## Records for processing

-*-

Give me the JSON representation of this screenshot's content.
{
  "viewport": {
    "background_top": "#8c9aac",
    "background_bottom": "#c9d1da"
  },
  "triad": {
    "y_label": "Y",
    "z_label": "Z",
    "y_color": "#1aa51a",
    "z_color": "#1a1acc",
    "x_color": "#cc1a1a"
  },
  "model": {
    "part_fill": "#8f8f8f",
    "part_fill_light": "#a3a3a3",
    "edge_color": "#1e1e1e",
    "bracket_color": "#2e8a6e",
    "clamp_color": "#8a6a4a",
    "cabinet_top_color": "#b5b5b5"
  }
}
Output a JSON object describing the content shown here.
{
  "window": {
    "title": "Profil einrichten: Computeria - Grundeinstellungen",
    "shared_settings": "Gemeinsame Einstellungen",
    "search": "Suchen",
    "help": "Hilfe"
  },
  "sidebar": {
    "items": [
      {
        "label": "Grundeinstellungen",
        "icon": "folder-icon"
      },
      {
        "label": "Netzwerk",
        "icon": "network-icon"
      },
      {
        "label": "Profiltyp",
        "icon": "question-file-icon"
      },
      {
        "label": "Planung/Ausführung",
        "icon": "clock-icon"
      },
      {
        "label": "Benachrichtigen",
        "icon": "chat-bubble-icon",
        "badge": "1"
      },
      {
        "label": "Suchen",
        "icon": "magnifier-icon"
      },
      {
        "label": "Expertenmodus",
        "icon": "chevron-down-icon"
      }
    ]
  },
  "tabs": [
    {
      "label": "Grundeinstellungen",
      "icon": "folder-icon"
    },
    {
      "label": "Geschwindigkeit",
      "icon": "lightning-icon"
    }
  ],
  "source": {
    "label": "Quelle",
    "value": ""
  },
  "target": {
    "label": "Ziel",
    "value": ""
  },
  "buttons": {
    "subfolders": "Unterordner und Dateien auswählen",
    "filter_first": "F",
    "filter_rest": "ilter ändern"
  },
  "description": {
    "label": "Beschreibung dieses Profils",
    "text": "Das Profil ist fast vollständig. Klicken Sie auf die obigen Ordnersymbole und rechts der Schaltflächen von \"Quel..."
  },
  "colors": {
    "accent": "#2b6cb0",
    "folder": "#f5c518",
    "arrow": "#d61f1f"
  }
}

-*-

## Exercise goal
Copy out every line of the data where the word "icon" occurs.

## Answer area
        "icon": "folder-icon"
        "icon": "network-icon"
        "icon": "question-file-icon"
        "icon": "clock-icon"
        "icon": "chat-bubble-icon",
        "icon": "magnifier-icon"
        "icon": "chevron-down-icon"
      "icon": "folder-icon"
      "icon": "lightning-icon"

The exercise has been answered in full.